Access to solar electricity in rural Sindh: role of payment schedule and planning - IGC
Almost 70 million people in Pakistan (35% of the population) do not have access to electricity, as they live in areas, mostly rural, not reached by the grid. Over 75 million (38%), while on-grid, receive low quality energy and experience outages for more than 12 hours per day (IFC, 2015). In spite of the significant benefits of access to electricity, the long-run feasibility of grid expansion for the provision of quality electricity to remote areas is often a concern (Greenstone, 2014). The development of market solutions to increase access and energy services in underprovided areas using renewables and alternative energy sources is essential to meet Sustainable Development Goals no.7, reduce poverty and promote growth.

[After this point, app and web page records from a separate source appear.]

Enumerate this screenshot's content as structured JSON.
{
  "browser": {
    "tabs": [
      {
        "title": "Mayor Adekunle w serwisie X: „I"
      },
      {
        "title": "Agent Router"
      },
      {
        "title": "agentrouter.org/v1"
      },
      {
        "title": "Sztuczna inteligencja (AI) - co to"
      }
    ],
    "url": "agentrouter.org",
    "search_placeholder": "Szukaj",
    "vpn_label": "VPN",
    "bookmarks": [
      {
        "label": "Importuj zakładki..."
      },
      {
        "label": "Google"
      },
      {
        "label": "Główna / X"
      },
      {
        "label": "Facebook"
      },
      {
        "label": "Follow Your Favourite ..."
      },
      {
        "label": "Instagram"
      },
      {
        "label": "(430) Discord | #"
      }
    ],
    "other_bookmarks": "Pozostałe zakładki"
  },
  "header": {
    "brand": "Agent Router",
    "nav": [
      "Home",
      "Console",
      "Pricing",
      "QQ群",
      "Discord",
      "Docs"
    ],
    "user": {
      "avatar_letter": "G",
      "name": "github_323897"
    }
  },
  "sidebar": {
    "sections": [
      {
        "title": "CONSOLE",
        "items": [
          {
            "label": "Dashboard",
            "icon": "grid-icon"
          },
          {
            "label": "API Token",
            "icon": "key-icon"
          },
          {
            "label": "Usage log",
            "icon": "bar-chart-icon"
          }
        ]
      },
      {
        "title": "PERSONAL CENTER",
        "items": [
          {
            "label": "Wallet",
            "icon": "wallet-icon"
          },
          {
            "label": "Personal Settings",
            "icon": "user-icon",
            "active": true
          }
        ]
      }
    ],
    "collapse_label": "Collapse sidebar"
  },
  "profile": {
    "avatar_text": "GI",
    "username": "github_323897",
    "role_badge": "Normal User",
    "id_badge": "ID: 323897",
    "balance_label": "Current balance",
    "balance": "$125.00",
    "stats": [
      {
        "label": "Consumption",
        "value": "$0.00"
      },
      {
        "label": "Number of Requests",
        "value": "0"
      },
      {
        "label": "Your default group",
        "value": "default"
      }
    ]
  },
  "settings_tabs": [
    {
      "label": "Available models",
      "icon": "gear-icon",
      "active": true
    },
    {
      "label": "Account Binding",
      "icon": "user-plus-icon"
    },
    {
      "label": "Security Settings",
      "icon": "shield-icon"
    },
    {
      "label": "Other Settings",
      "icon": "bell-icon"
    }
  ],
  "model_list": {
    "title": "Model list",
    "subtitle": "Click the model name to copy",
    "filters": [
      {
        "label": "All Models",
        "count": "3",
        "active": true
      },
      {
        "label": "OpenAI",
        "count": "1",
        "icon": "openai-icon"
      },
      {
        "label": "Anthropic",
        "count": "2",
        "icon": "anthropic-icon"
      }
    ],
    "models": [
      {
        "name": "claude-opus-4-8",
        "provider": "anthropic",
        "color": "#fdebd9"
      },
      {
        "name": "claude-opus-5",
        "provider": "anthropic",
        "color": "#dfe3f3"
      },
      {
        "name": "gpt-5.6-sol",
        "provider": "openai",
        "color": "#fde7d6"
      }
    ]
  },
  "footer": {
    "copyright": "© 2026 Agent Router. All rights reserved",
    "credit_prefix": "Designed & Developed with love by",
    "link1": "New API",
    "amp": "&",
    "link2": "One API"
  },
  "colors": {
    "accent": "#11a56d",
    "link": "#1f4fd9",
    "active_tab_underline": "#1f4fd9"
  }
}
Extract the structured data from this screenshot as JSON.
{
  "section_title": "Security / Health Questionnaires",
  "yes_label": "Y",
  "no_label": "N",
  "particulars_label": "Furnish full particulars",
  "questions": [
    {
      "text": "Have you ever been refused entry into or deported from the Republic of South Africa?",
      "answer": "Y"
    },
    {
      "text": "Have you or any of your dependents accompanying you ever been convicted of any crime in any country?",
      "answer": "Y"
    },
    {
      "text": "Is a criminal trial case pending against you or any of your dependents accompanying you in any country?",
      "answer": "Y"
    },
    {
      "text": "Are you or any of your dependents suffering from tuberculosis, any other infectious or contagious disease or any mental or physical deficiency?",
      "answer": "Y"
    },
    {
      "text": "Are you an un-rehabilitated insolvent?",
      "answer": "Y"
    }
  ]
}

We collaborate with Eco Energy Finance (EEF), a company supplying sustainable and efficient solar energy solutions (e.g. lights, fans, mobile chargers, TV) to small businesses in off-grid areas of rural Pakistan, to evaluate one such market solution. The product is innovative, as it allows the alleviation of credit constraints to adoption and has strong enforcement features: customers access energy through a pay-as-you-go monthly payment scheme and are disconnected when the credit expires.
The research aims to make both research and policy-wise contributions.
First, we investigate key determinants of the sustainability of the business model, by looking at the trade-off between discipline and flexibility in repayment schedule, which is a debated issue in the microfinance literature (Labie et al. 2015 for a review).
Second, we push the frontier of the behavioural and microfinance literatures, looking at individual constraints to repayment. We investigate the role of soft behavioural prompts aiming at stimulating the formulation of intentions and mental plans of action in a novel setting as low-cost solutions to lower default rates.